## ASSIGNED TASK
Below are the records; pull every line that includes "plays".

---------- DATA EXCERPTS

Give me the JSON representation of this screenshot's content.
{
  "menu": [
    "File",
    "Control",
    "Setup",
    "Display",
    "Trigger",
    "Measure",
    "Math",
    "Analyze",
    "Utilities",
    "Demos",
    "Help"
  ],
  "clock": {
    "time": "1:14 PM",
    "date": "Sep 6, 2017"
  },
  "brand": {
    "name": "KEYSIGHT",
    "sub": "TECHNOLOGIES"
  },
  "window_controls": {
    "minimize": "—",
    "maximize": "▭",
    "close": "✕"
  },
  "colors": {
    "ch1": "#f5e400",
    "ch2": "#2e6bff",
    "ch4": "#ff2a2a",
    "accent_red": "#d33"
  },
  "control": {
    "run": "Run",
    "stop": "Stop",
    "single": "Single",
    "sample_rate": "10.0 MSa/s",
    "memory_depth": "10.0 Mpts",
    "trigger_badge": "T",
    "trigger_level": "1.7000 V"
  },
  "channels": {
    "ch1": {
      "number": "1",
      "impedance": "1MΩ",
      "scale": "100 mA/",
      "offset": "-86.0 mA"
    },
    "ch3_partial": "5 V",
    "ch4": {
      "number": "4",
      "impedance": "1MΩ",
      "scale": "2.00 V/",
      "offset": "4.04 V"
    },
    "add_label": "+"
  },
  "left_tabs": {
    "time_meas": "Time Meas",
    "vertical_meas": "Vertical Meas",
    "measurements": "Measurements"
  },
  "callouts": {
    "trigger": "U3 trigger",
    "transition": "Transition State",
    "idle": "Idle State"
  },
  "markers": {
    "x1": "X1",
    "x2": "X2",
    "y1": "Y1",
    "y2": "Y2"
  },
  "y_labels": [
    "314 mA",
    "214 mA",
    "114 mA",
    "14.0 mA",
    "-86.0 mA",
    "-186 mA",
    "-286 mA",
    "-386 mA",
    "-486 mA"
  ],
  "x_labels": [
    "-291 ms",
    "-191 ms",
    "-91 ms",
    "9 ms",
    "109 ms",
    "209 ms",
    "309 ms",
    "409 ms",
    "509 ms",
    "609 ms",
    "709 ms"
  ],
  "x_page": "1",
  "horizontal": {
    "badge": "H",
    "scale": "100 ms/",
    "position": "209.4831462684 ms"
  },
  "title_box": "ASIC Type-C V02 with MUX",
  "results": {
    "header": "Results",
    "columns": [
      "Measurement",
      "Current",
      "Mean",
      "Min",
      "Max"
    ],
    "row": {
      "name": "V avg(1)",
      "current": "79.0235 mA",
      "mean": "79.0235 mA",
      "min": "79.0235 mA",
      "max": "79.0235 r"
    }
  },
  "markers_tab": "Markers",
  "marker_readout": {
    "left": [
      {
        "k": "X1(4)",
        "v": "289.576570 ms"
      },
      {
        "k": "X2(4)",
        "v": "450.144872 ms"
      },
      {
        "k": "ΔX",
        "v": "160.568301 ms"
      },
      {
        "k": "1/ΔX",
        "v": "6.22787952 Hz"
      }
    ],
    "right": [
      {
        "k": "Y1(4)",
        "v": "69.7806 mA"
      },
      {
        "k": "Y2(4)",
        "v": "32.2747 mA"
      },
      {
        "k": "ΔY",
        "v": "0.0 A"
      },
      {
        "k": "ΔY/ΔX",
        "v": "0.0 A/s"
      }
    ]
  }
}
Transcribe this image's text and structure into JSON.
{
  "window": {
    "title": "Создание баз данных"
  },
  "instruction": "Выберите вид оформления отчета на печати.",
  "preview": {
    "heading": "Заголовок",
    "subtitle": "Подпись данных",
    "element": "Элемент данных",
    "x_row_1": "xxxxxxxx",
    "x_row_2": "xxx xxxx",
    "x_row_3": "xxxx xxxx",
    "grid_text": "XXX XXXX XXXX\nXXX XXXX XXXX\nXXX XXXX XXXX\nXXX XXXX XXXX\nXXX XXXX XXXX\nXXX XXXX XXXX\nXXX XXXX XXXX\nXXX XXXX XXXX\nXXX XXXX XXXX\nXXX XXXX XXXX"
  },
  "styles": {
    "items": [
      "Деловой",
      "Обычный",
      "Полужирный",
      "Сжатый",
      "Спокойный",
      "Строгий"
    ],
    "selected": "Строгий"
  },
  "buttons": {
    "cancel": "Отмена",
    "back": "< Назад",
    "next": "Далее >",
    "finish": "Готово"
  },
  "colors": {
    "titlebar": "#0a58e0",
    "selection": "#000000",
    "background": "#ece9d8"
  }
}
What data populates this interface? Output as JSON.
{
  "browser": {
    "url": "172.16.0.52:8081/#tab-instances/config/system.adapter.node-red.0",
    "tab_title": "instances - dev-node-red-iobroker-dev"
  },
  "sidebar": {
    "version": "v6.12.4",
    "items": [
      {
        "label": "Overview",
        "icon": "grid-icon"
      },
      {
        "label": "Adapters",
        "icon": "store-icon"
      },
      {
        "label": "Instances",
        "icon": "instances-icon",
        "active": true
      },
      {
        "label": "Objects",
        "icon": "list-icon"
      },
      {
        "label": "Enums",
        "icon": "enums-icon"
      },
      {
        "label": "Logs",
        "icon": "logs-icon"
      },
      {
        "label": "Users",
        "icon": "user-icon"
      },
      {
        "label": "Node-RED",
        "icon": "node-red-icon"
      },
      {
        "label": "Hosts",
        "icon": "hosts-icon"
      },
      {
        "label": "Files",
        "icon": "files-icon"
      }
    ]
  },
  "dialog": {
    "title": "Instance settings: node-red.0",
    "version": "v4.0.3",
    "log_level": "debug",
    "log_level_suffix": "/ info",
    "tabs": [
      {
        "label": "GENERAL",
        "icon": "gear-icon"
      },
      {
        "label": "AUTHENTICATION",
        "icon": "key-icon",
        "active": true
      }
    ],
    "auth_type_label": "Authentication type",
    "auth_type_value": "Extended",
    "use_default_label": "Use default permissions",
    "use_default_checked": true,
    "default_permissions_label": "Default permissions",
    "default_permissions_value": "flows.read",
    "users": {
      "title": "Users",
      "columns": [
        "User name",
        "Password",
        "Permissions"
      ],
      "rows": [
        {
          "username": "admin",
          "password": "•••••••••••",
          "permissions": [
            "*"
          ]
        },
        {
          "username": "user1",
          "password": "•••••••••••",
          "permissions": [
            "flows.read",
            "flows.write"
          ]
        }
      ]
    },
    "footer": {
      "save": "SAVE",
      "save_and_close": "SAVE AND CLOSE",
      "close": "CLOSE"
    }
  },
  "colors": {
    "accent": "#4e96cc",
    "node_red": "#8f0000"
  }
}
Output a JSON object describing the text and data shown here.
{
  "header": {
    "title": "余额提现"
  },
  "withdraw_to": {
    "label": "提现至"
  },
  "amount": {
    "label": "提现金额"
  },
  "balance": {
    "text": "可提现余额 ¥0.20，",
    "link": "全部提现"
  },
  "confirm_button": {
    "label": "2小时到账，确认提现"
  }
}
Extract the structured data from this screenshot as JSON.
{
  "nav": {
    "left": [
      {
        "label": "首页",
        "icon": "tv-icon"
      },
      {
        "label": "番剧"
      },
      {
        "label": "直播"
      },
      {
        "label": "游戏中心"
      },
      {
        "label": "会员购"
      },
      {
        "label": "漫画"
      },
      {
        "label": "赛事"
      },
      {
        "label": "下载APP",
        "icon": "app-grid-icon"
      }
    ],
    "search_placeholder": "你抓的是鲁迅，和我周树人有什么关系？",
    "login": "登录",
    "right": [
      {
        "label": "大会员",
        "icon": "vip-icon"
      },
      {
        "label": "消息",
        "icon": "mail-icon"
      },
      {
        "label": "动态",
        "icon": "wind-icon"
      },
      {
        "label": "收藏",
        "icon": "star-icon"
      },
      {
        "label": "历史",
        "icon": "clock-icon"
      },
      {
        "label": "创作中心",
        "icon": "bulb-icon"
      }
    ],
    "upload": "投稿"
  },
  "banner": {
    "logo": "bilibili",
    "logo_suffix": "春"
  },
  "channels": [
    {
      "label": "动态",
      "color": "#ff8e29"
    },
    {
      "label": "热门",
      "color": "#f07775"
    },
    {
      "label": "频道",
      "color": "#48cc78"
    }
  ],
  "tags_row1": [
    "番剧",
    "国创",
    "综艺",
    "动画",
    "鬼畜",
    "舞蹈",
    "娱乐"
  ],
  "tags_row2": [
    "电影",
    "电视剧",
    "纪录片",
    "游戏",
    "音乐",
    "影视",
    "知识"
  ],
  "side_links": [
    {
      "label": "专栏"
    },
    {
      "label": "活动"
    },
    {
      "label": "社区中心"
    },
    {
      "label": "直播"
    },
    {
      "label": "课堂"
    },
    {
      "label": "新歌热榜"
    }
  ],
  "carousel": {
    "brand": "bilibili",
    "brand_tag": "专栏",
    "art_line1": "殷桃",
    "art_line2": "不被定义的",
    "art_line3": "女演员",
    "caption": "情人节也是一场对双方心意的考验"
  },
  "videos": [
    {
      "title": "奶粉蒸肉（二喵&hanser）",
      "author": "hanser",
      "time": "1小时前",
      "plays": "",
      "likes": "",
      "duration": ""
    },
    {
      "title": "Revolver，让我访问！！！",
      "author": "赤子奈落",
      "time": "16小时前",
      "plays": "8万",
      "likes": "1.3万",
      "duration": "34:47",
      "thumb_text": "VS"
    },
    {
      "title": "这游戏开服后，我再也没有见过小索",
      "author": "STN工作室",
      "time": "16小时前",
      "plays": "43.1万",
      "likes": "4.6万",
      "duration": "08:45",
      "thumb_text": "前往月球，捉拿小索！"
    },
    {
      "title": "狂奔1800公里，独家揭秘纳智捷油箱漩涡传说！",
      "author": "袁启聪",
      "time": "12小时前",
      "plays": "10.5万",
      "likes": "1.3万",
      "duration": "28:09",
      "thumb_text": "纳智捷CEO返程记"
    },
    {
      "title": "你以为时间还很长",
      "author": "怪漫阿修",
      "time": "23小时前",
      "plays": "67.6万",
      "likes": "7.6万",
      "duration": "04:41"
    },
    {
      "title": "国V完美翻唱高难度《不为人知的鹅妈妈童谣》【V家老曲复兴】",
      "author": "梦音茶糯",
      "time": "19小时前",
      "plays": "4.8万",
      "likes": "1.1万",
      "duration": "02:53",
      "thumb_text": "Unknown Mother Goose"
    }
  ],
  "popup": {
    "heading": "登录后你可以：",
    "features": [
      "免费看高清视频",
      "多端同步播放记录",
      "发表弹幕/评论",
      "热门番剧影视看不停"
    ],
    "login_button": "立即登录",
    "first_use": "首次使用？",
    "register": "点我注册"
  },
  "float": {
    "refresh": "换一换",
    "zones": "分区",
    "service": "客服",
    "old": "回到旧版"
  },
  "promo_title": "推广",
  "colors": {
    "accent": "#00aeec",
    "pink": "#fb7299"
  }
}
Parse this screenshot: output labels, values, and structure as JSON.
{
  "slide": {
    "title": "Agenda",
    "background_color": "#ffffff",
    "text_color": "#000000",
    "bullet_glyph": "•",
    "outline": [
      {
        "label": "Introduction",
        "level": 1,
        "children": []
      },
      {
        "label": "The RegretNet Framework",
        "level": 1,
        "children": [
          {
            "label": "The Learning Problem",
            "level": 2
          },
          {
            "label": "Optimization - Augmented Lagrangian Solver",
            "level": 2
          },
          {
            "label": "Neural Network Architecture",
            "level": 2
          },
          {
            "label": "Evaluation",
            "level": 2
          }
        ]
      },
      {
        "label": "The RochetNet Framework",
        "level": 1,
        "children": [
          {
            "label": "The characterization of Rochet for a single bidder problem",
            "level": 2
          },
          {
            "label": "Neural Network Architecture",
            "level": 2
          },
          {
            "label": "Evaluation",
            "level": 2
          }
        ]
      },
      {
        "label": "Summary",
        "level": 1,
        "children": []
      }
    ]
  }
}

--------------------

## RESPONSE AREA
      "plays": "",
      "plays": "8万",
      "plays": "43.1万",
      "plays": "10.5万",
      "plays": "67.6万",
      "plays": "4.8万",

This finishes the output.